One of my favourite things in the film was the use of anachronic order, which is a hard thing to get right. Did the screenplay always look like that?
When we were writing it, we thought we would need to have different actors playing the teenaged John and Tim, so the idea was that, at the end of the school years, we would leap forward eight years to the end of university, and by doing that, it would allow us to introduce the new actors, and then we could go back and see them through the university years; we’d never return to the young actors. But when we saw the chemistry between Ryan and Craig, there was no longer any need for those younger actors. Nonetheless, there seemed to me something very helpful in that structure. In a film dealing with AIDS, you know that audiences are going to be waiting for that diagnosis. By having it come unexpectedly early, you’ve advanced the audience’s expectations by bringing it in before they thought it was going to be, and that sort of frees you up. During the editing, we did try doing it chronologically and it wasn’t nearly as coherent, or as interesting rhythmically, because of that problem of waiting for the hammer to fall. It has the effect of lessening the importance of all the other experiences, particularly those at university. So we went back to that non-chronological structure. At the point of greatest liberation, when they get on their bikes and ride off into their futures, to bring in the diagnosis straight after that, I think has a certain power.
Your career’s seen very large gaps of stage work between film projects. Can we expect to see a follow-up to Holding the Man any time soon?
I’d love to do another film, and I’d love to do one before ten years’ time.

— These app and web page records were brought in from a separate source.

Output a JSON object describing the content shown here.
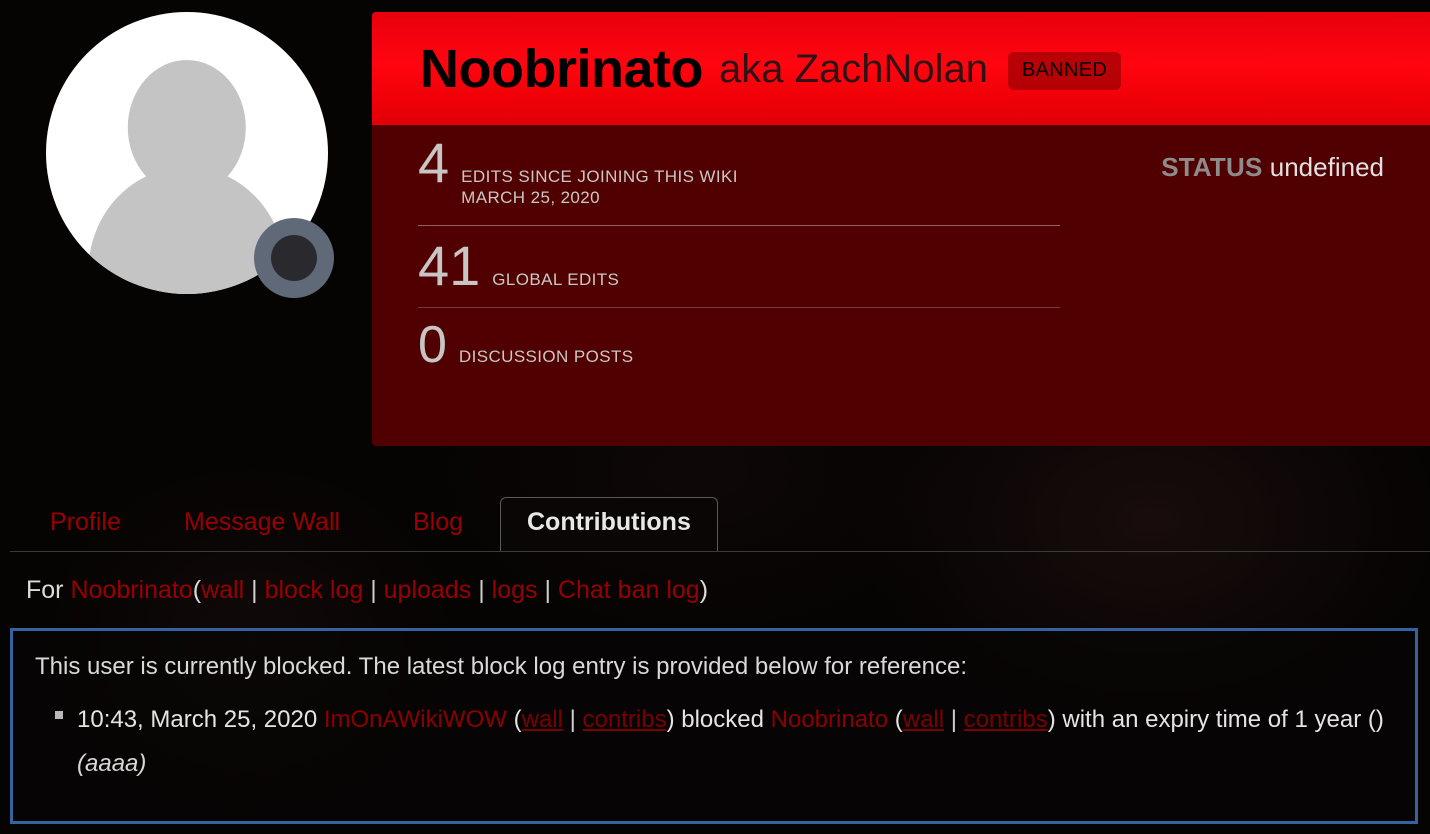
{
  "profile": {
    "display_name": "Noobrinato",
    "aka_prefix": "aka",
    "aka_name": "ZachNolan",
    "aka_full": "aka ZachNolan",
    "banned_badge": "BANNED",
    "avatar_alt": "default-user-avatar",
    "stats": [
      {
        "key": "edits-since-joining",
        "number": "4",
        "label_line1": "EDITS SINCE JOINING THIS WIKI",
        "label_line2": "MARCH 25, 2020"
      },
      {
        "key": "global-edits",
        "number": "41",
        "label_line1": "GLOBAL EDITS",
        "label_line2": ""
      },
      {
        "key": "discussion-posts",
        "number": "0",
        "label_line1": "DISCUSSION POSTS",
        "label_line2": ""
      }
    ],
    "status": {
      "label": "STATUS",
      "value": "undefined"
    }
  },
  "tabs": [
    {
      "key": "profile",
      "label": "Profile",
      "active": false
    },
    {
      "key": "message-wall",
      "label": "Message Wall",
      "active": false
    },
    {
      "key": "blog",
      "label": "Blog",
      "active": false
    },
    {
      "key": "contributions",
      "label": "Contributions",
      "active": true
    }
  ],
  "contributions_header": {
    "for_word": "For",
    "user": "Noobrinato",
    "open_paren": "(",
    "close_paren": ")",
    "links": [
      {
        "key": "wall",
        "label": "wall"
      },
      {
        "key": "block-log",
        "label": "block log"
      },
      {
        "key": "uploads",
        "label": "uploads"
      },
      {
        "key": "logs",
        "label": "logs"
      },
      {
        "key": "chat-ban-log",
        "label": "Chat ban log"
      }
    ],
    "separator": "|"
  },
  "block_notice": {
    "border_color": "#36629f",
    "message": "This user is currently blocked. The latest block log entry is provided below for reference:",
    "entry": {
      "timestamp": "10:43, March 25, 2020",
      "admin": "ImOnAWikiWOW",
      "admin_links": [
        {
          "key": "wall",
          "label": "wall"
        },
        {
          "key": "contribs",
          "label": "contribs"
        }
      ],
      "action": "blocked",
      "target": "Noobrinato",
      "target_links": [
        {
          "key": "wall",
          "label": "wall"
        },
        {
          "key": "contribs",
          "label": "contribs"
        }
      ],
      "expiry_text": "with an expiry time of 1 year ()",
      "reason": "(aaaa)",
      "separator": "|",
      "open_paren": "(",
      "close_paren": ")"
    }
  },
  "colors": {
    "banner_red": "#ff0510",
    "card_maroon": "#500000",
    "link_red": "#990000",
    "notice_border_blue": "#36629f",
    "page_background": "#060303"
  }
}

But I take jobs wherever they come up, and I’ve got stage work already coming up, so it’s unlikely that that’ll be any time soon.
Holding the Man is currently in cinemas and on demand, will you be checking it out? Let us know in the comment box below!